> [What needs to be done]: Show all lines of the entries in which the word "main" is found.

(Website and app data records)
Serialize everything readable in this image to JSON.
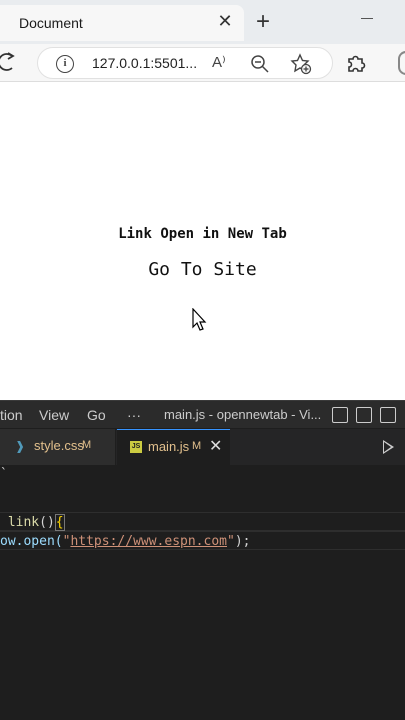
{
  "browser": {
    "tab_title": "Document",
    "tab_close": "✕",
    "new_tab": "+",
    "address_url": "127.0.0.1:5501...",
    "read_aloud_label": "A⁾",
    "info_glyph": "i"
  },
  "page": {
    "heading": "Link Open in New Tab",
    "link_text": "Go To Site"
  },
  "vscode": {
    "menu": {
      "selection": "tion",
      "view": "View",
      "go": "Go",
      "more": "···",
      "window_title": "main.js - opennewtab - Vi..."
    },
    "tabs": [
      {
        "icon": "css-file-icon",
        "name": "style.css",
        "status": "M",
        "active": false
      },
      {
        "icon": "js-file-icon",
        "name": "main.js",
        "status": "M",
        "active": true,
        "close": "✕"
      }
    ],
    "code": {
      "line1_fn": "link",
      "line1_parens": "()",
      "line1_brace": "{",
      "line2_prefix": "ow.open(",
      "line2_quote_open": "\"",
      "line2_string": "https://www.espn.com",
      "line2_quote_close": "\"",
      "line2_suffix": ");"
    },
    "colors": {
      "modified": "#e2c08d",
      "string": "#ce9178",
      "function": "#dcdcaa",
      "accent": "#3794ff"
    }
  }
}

> [Response below]:
      "window_title": "main.js - opennewtab - Vi..."
        "name": "main.js",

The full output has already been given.